# [THE PROBLEM]
Leaving the pictures aside, repeat each line below exactly.

# [DATA FOR PROCESSING]
■ ■ ■ ■ ■

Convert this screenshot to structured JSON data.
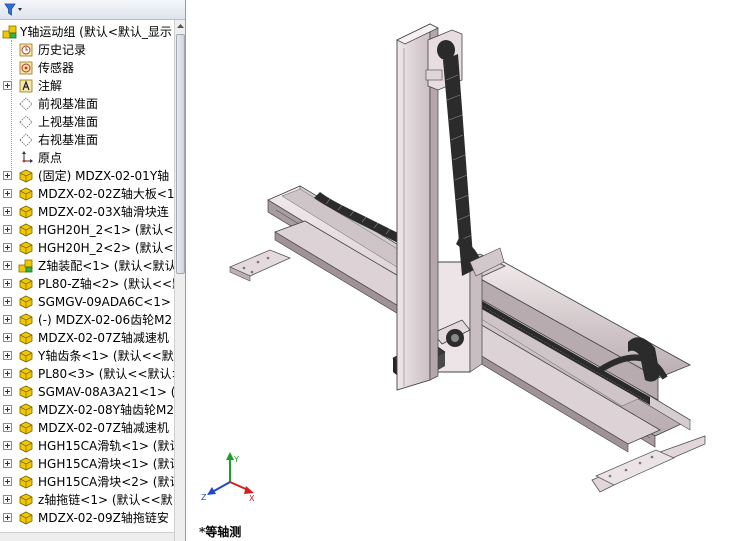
{
  "tree": {
    "root_label": "Y轴运动组 (默认<默认_显示",
    "items": [
      {
        "label": "历史记录",
        "icon": "history-icon"
      },
      {
        "label": "传感器",
        "icon": "sensor-icon"
      },
      {
        "label": "注解",
        "icon": "annotation-icon"
      },
      {
        "label": "前视基准面",
        "icon": "plane-icon"
      },
      {
        "label": "上视基准面",
        "icon": "plane-icon"
      },
      {
        "label": "右视基准面",
        "icon": "plane-icon"
      },
      {
        "label": "原点",
        "icon": "origin-icon"
      },
      {
        "label": "(固定) MDZX-02-01Y轴",
        "icon": "part-icon"
      },
      {
        "label": "MDZX-02-02Z轴大板<1",
        "icon": "part-icon"
      },
      {
        "label": "MDZX-02-03X轴滑块连",
        "icon": "part-icon"
      },
      {
        "label": "HGH20H_2<1> (默认<-",
        "icon": "part-icon"
      },
      {
        "label": "HGH20H_2<2> (默认<-",
        "icon": "part-icon"
      },
      {
        "label": "Z轴装配<1> (默认<默认",
        "icon": "subassembly-icon"
      },
      {
        "label": "PL80-Z轴<2> (默认<<默",
        "icon": "part-icon"
      },
      {
        "label": "SGMGV-09ADA6C<1>",
        "icon": "part-icon"
      },
      {
        "label": "(-) MDZX-02-06齿轮M2",
        "icon": "part-icon"
      },
      {
        "label": "MDZX-02-07Z轴减速机",
        "icon": "part-icon"
      },
      {
        "label": "Y轴齿条<1> (默认<<默",
        "icon": "part-icon"
      },
      {
        "label": "PL80<3> (默认<<默认>",
        "icon": "part-icon"
      },
      {
        "label": "SGMAV-08A3A21<1> (",
        "icon": "part-icon"
      },
      {
        "label": "MDZX-02-08Y轴齿轮M2",
        "icon": "part-icon"
      },
      {
        "label": "MDZX-02-07Z轴减速机",
        "icon": "part-icon"
      },
      {
        "label": "HGH15CA滑轨<1> (默认",
        "icon": "part-icon"
      },
      {
        "label": "HGH15CA滑块<1> (默认",
        "icon": "part-icon"
      },
      {
        "label": "HGH15CA滑块<2> (默认",
        "icon": "part-icon"
      },
      {
        "label": "z轴拖链<1> (默认<<默",
        "icon": "part-icon"
      },
      {
        "label": "MDZX-02-09Z轴拖链安",
        "icon": "part-icon"
      }
    ]
  },
  "viewport": {
    "view_label": "*等轴测",
    "triad": {
      "x": "X",
      "y": "Y",
      "z": "Z"
    }
  },
  "colors": {
    "part_icon": "#f0c800",
    "model_light": "#e7dde0",
    "model_mid": "#bfb3b7",
    "model_dark": "#3a3a3a"
  }
}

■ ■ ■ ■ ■

# [OUTPUT OF THE TASK]
Convert this screenshot to structured JSON data.
{
  "tree": {
    "root_label": "Y轴运动组 (默认<默认_显示",
    "items": [
      {
        "label": "历史记录",
        "icon": "history-icon"
      },
      {
        "label": "传感器",
        "icon": "sensor-icon"
      },
      {
        "label": "注解",
        "icon": "annotation-icon"
      },
      {
        "label": "前视基准面",
        "icon": "plane-icon"
      },
      {
        "label": "上视基准面",
        "icon": "plane-icon"
      },
      {
        "label": "右视基准面",
        "icon": "plane-icon"
      },
      {
        "label": "原点",
        "icon": "origin-icon"
      },
      {
        "label": "(固定) MDZX-02-01Y轴",
        "icon": "part-icon"
      },
      {
        "label": "MDZX-02-02Z轴大板<1",
        "icon": "part-icon"
      },
      {
        "label": "MDZX-02-03X轴滑块连",
        "icon": "part-icon"
      },
      {
        "label": "HGH20H_2<1> (默认<-",
        "icon": "part-icon"
      },
      {
        "label": "HGH20H_2<2> (默认<-",
        "icon": "part-icon"
      },
      {
        "label": "Z轴装配<1> (默认<默认",
        "icon": "subassembly-icon"
      },
      {
        "label": "PL80-Z轴<2> (默认<<默",
        "icon": "part-icon"
      },
      {
        "label": "SGMGV-09ADA6C<1>",
        "icon": "part-icon"
      },
      {
        "label": "(-) MDZX-02-06齿轮M2",
        "icon": "part-icon"
      },
      {
        "label": "MDZX-02-07Z轴减速机",
        "icon": "part-icon"
      },
      {
        "label": "Y轴齿条<1> (默认<<默",
        "icon": "part-icon"
      },
      {
        "label": "PL80<3> (默认<<默认>",
        "icon": "part-icon"
      },
      {
        "label": "SGMAV-08A3A21<1> (",
        "icon": "part-icon"
      },
      {
        "label": "MDZX-02-08Y轴齿轮M2",
        "icon": "part-icon"
      },
      {
        "label": "MDZX-02-07Z轴减速机",
        "icon": "part-icon"
      },
      {
        "label": "HGH15CA滑轨<1> (默认",
        "icon": "part-icon"
      },
      {
        "label": "HGH15CA滑块<1> (默认",
        "icon": "part-icon"
      },
      {
        "label": "HGH15CA滑块<2> (默认",
        "icon": "part-icon"
      },
      {
        "label": "z轴拖链<1> (默认<<默",
        "icon": "part-icon"
      },
      {
        "label": "MDZX-02-09Z轴拖链安",
        "icon": "part-icon"
      }
    ]
  },
  "viewport": {
    "view_label": "*等轴测",
    "triad": {
      "x": "X",
      "y": "Y",
      "z": "Z"
    }
  },
  "colors": {
    "part_icon": "#f0c800",
    "model_light": "#e7dde0",
    "model_mid": "#bfb3b7",
    "model_dark": "#3a3a3a"
  }
}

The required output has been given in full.